- McCreary County v. ACLU of Kentucky: except when its not. Come on, people, what the heck? Breyer was the one who couldn’t make up his mind. This will lead to nothing but more confusion. Expect more rulings on this type of display in the future.
- National Cable & Telecomm. Ass’n v. Brand X Internet Servs., with FCC v. Brand X Internet Servs.: Cable modem companies are exempt from regulation under the Communications Act. The interesting thing in this case is that Scalia is joined by Souter & Ginsburg (!) in arguing the FCC has exceeded its authority by creating an atmosphere of non-regulation by misreading the Congressional statute. This indicates Scalia is a great judge – he insists on following the letter of the law, even if it means his stereotype as a conservative is questioned. He’d rather be a constructionist that a conservative. Good for him.
- Castle Rock v. Gonzales: Apparently, when the police have a restraining order against your ex-husband, that’s not enough for them to keep him from kidnapping and murdering your children, as you need a greater “property” interest in the situation that that protected by the due process clause. I’m not sure what to make of this one – I feel like I should agree with the respondent and justices Stevens & Ginsburg. It’s a really strange feeling.
- MGM Studios v. Grokster: This 9-0 shellacking of the file-sharing community bodes confusion for other industries. Where it is obviously illegal to encourage others to break the law (as the Discovery phase of the trial found), the court effectively implied it is permissible to sell or distribute a good or service that can be used for evil or good if only you encourage legitimate use and discourage illegal use. The implications for the firearms industry are obvious and should be examined. The makers of Grokster should be slapped with a cold fish. The interesting thing is that Ginsburg, Rehnquist, & Kennedy say you can be held liable even if you aren’t advocating its illegal use, while Breyer, Stevens, & O’Connor argue you can’t. Scalia, Souter, & Thomas argue it’s irrelevant to this case. Contrast this with the court’s decision earlier this year to not hear the petition to dismiss a suit against gun makers.
- Bell v. Thompson: A court may take its time in filing its paperwork, even when a man’s life is on death row. This is lawyers with tiddly-winks, though it appears that a single lawyer’s incompetence (he failed to include a doctor’s testimony in one of his filings) brought about most of the trouble.
More on these cases later, after I mull them over.

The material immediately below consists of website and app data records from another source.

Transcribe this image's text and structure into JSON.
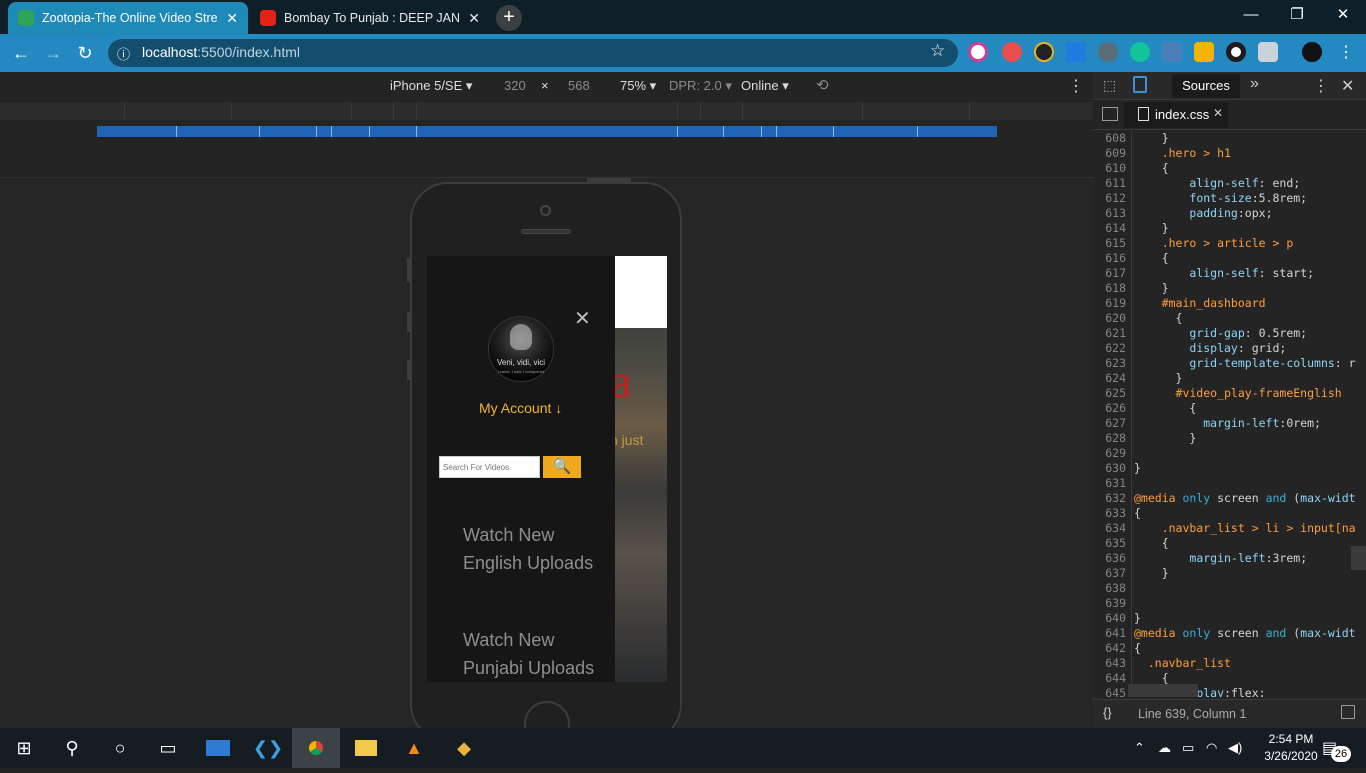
{
  "browser": {
    "tabs": [
      {
        "title": "Zootopia-The Online Video Strea",
        "active": true
      },
      {
        "title": "Bombay To Punjab : DEEP JANDU",
        "active": false
      }
    ],
    "url_host": "localhost",
    "url_path": ":5500/index.html"
  },
  "device_toolbar": {
    "device": "iPhone 5/SE",
    "width": "320",
    "times": "×",
    "height": "568",
    "zoom": "75%",
    "dpr": "DPR: 2.0",
    "network": "Online"
  },
  "site": {
    "hero_title_fragment": "ia",
    "hero_sub_fragment": "ch just",
    "avatar_text": "Veni, vidi, vici",
    "avatar_small": "I came, I saw, I conquered",
    "my_account": "My Account ↓",
    "search_placeholder": "Search For Videos",
    "menu": [
      "Watch New",
      "English Uploads",
      "Watch New",
      "Punjabi Uploads"
    ]
  },
  "devtools": {
    "panel_tab": "Sources",
    "file_tab": "index.css",
    "status": "Line 639, Column 1",
    "lines": [
      {
        "n": "608",
        "t": "    }"
      },
      {
        "n": "609",
        "t": "    .hero > h1"
      },
      {
        "n": "610",
        "t": "    {"
      },
      {
        "n": "611",
        "t": "        align-self: end;"
      },
      {
        "n": "612",
        "t": "        font-size:5.8rem;"
      },
      {
        "n": "613",
        "t": "        padding:opx;"
      },
      {
        "n": "614",
        "t": "    }"
      },
      {
        "n": "615",
        "t": "    .hero > article > p"
      },
      {
        "n": "616",
        "t": "    {"
      },
      {
        "n": "617",
        "t": "        align-self: start;"
      },
      {
        "n": "618",
        "t": "    }"
      },
      {
        "n": "619",
        "t": "    #main_dashboard"
      },
      {
        "n": "620",
        "t": "      {"
      },
      {
        "n": "621",
        "t": "        grid-gap: 0.5rem;"
      },
      {
        "n": "622",
        "t": "        display: grid;"
      },
      {
        "n": "623",
        "t": "        grid-template-columns: r"
      },
      {
        "n": "624",
        "t": "      }"
      },
      {
        "n": "625",
        "t": "      #video_play-frameEnglish"
      },
      {
        "n": "626",
        "t": "        {"
      },
      {
        "n": "627",
        "t": "          margin-left:0rem;"
      },
      {
        "n": "628",
        "t": "        }"
      },
      {
        "n": "629",
        "t": ""
      },
      {
        "n": "630",
        "t": "}"
      },
      {
        "n": "631",
        "t": ""
      },
      {
        "n": "632",
        "t": "@media only screen and (max-widt"
      },
      {
        "n": "633",
        "t": "{"
      },
      {
        "n": "634",
        "t": "    .navbar_list > li > input[na"
      },
      {
        "n": "635",
        "t": "    {"
      },
      {
        "n": "636",
        "t": "        margin-left:3rem;"
      },
      {
        "n": "637",
        "t": "    }"
      },
      {
        "n": "638",
        "t": ""
      },
      {
        "n": "639",
        "t": ""
      },
      {
        "n": "640",
        "t": "}"
      },
      {
        "n": "641",
        "t": "@media only screen and (max-widt"
      },
      {
        "n": "642",
        "t": "{"
      },
      {
        "n": "643",
        "t": "  .navbar_list"
      },
      {
        "n": "644",
        "t": "    {"
      },
      {
        "n": "645",
        "t": "       isplay:flex;"
      }
    ]
  },
  "taskbar": {
    "time": "2:54 PM",
    "date": "3/26/2020",
    "notifications": "26"
  }
}
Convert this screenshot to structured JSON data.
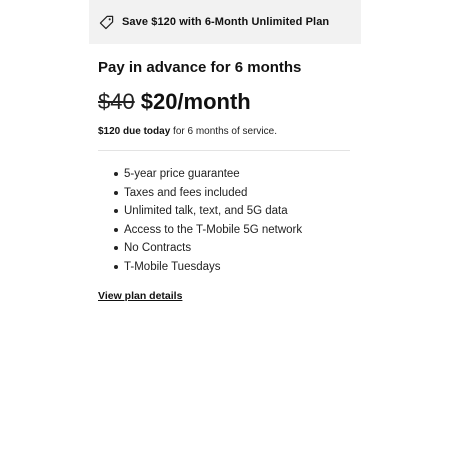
{
  "promo": {
    "icon": "tag-icon",
    "text": "Save $120 with 6-Month Unlimited Plan"
  },
  "plan": {
    "title": "Pay in advance for 6 months",
    "old_price": "$40",
    "new_price": "$20/month",
    "due_amount": "$120 due today",
    "due_suffix": " for 6 months of service."
  },
  "features": [
    "5-year price guarantee",
    "Taxes and fees included",
    "Unlimited talk, text, and 5G data",
    "Access to the T-Mobile 5G network",
    "No Contracts",
    "T-Mobile Tuesdays"
  ],
  "link": {
    "label": "View plan details"
  },
  "colors": {
    "promo_background": "#f2f2f2",
    "text": "#111111",
    "divider": "#e3e3e3"
  }
}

Thanks to SCOTUSBlog for the links, as well as the visual guides to the decisions and other commentary.
I know, I know, there aren’t many of them (except, apparently, in the NY Times editorial office). Regardless, let’s ask some questions of them:

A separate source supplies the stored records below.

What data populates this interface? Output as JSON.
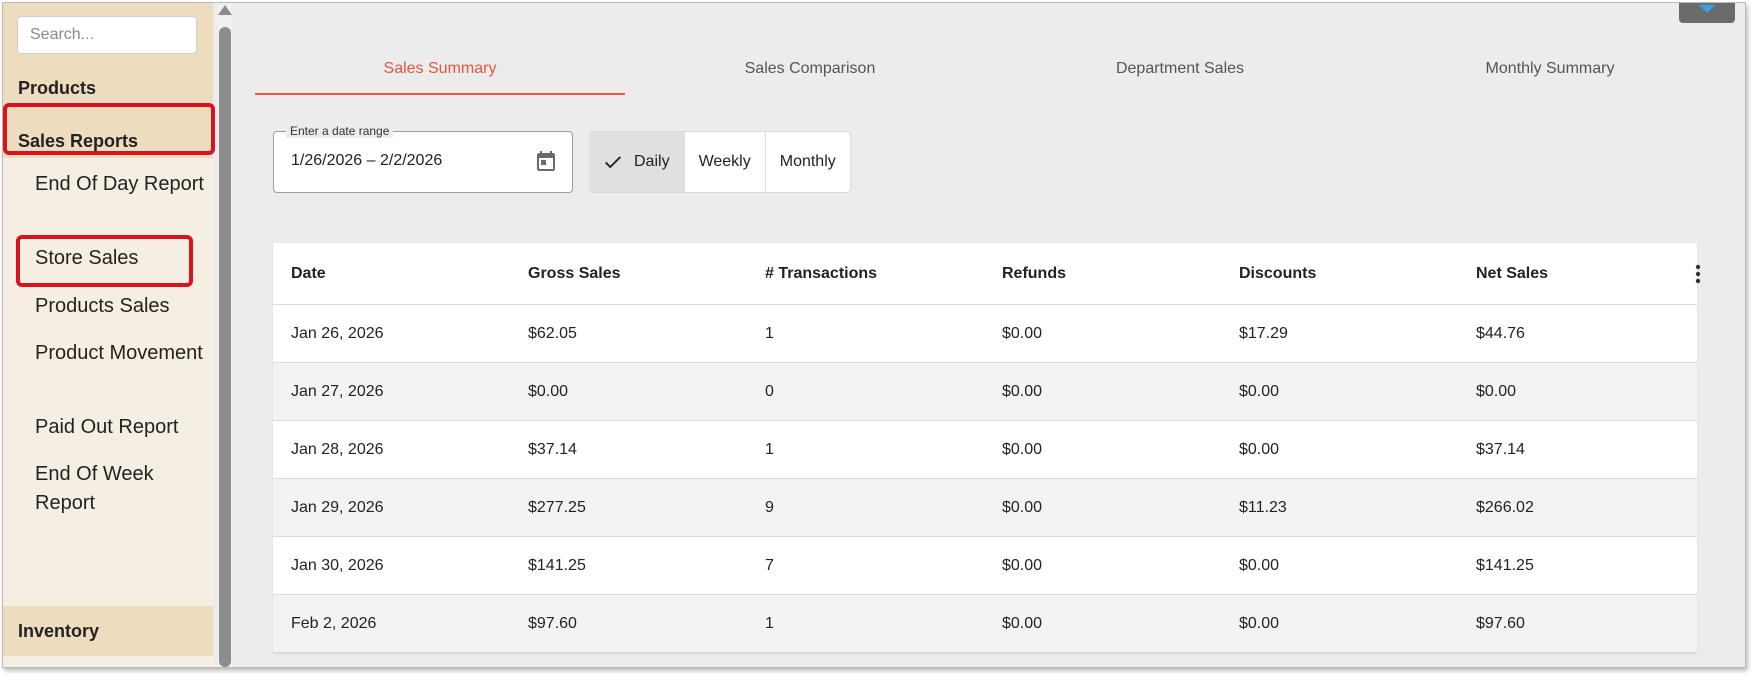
{
  "sidebar": {
    "search_placeholder": "Search...",
    "products_label": "Products",
    "sales_reports_label": "Sales Reports",
    "items": [
      {
        "label": "End Of Day Report"
      },
      {
        "label": "Store Sales"
      },
      {
        "label": "Products Sales"
      },
      {
        "label": "Product Movement"
      },
      {
        "label": "Paid Out Report"
      },
      {
        "label": "End Of Week Report"
      }
    ],
    "inventory_label": "Inventory"
  },
  "tabs": [
    {
      "label": "Sales Summary",
      "active": true
    },
    {
      "label": "Sales Comparison"
    },
    {
      "label": "Department Sales"
    },
    {
      "label": "Monthly Summary"
    }
  ],
  "date_range": {
    "legend": "Enter a date range",
    "value": "1/26/2026 – 2/2/2026",
    "icon": "calendar-icon"
  },
  "period_toggle": {
    "options": [
      "Daily",
      "Weekly",
      "Monthly"
    ],
    "selected": "Daily"
  },
  "table": {
    "columns": [
      "Date",
      "Gross Sales",
      "# Transactions",
      "Refunds",
      "Discounts",
      "Net Sales"
    ],
    "rows": [
      [
        "Jan 26, 2026",
        "$62.05",
        "1",
        "$0.00",
        "$17.29",
        "$44.76"
      ],
      [
        "Jan 27, 2026",
        "$0.00",
        "0",
        "$0.00",
        "$0.00",
        "$0.00"
      ],
      [
        "Jan 28, 2026",
        "$37.14",
        "1",
        "$0.00",
        "$0.00",
        "$37.14"
      ],
      [
        "Jan 29, 2026",
        "$277.25",
        "9",
        "$0.00",
        "$11.23",
        "$266.02"
      ],
      [
        "Jan 30, 2026",
        "$141.25",
        "7",
        "$0.00",
        "$0.00",
        "$141.25"
      ],
      [
        "Feb 2, 2026",
        "$97.60",
        "1",
        "$0.00",
        "$0.00",
        "$97.60"
      ]
    ]
  },
  "colors": {
    "accent": "#e8553d",
    "highlight": "#d9121e",
    "sidebar_bg": "#f5efe3",
    "section_bg": "#eddcbd"
  }
}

- What is left to restrain a corrupt city official from claiming the land a church sits on via eminent domain and handing it over to a big-box store if the church preaches a doctrine he doesn’t agree with?
- What is to prevent an art museum director from bribing a government official to seize via emminent domain the private collection of one person and adding it to the museum, if the museum can claim it will generate more tax revenue?
- What is to prevent a city official from seizing the firearms of an individual who lives next to a school and “donating” them to a school safety organization, who could then turn right around and destroy them for the “greater good”?
More thoughts later this morning on the decisions handed down today.
UPDATE, 1610 27June2005: Another question, from The Countertop Chronicles: “Can the federal government avoid compliance with [the third] amendment simply by condeming someone’s house and then selling it to Halliburton or another defense contractor who will in return rent it back to the federal government to use as housing?”
Oy. I’ve finally gotten the pics up from the most recent brewing of 1776 Ale. Gilby posted about it, putting it on the Ale side of the Beer Map, brown color, just above the main line, very close to Yuengling Black & Tan – quite a compliment.